### ACTIVITY
Reproduce all of the material, keeping each line intact.

### RECORDS SHOWN
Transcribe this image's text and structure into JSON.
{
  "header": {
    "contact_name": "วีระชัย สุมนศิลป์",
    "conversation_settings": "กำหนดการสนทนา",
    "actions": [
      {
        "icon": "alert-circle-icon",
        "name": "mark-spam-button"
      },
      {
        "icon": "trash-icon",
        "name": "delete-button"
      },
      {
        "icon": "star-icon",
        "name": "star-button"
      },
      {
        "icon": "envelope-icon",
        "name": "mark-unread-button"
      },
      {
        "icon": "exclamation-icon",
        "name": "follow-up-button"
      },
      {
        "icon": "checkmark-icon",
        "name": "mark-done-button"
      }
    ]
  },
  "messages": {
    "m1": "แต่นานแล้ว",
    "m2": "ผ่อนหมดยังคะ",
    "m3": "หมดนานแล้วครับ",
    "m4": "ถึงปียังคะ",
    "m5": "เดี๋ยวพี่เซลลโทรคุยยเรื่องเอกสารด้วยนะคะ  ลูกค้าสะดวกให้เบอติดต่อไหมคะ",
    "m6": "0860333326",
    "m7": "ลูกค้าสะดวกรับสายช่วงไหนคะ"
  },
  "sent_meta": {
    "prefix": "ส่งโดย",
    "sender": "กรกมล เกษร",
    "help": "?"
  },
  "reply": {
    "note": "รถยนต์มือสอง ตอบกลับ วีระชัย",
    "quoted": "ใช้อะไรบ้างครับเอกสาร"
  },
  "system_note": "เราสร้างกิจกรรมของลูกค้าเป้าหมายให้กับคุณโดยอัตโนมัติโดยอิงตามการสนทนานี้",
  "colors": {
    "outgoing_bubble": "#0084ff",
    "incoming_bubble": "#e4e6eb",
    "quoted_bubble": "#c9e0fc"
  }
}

### RESPONSE TO THIS TASK
Transcribe this image's text and structure into JSON.
{
  "header": {
    "contact_name": "วีระชัย สุมนศิลป์",
    "conversation_settings": "กำหนดการสนทนา",
    "actions": [
      {
        "icon": "alert-circle-icon",
        "name": "mark-spam-button"
      },
      {
        "icon": "trash-icon",
        "name": "delete-button"
      },
      {
        "icon": "star-icon",
        "name": "star-button"
      },
      {
        "icon": "envelope-icon",
        "name": "mark-unread-button"
      },
      {
        "icon": "exclamation-icon",
        "name": "follow-up-button"
      },
      {
        "icon": "checkmark-icon",
        "name": "mark-done-button"
      }
    ]
  },
  "messages": {
    "m1": "แต่นานแล้ว",
    "m2": "ผ่อนหมดยังคะ",
    "m3": "หมดนานแล้วครับ",
    "m4": "ถึงปียังคะ",
    "m5": "เดี๋ยวพี่เซลลโทรคุยยเรื่องเอกสารด้วยนะคะ  ลูกค้าสะดวกให้เบอติดต่อไหมคะ",
    "m6": "0860333326",
    "m7": "ลูกค้าสะดวกรับสายช่วงไหนคะ"
  },
  "sent_meta": {
    "prefix": "ส่งโดย",
    "sender": "กรกมล เกษร",
    "help": "?"
  },
  "reply": {
    "note": "รถยนต์มือสอง ตอบกลับ วีระชัย",
    "quoted": "ใช้อะไรบ้างครับเอกสาร"
  },
  "system_note": "เราสร้างกิจกรรมของลูกค้าเป้าหมายให้กับคุณโดยอัตโนมัติโดยอิงตามการสนทนานี้",
  "colors": {
    "outgoing_bubble": "#0084ff",
    "incoming_bubble": "#e4e6eb",
    "quoted_bubble": "#c9e0fc"
  }
}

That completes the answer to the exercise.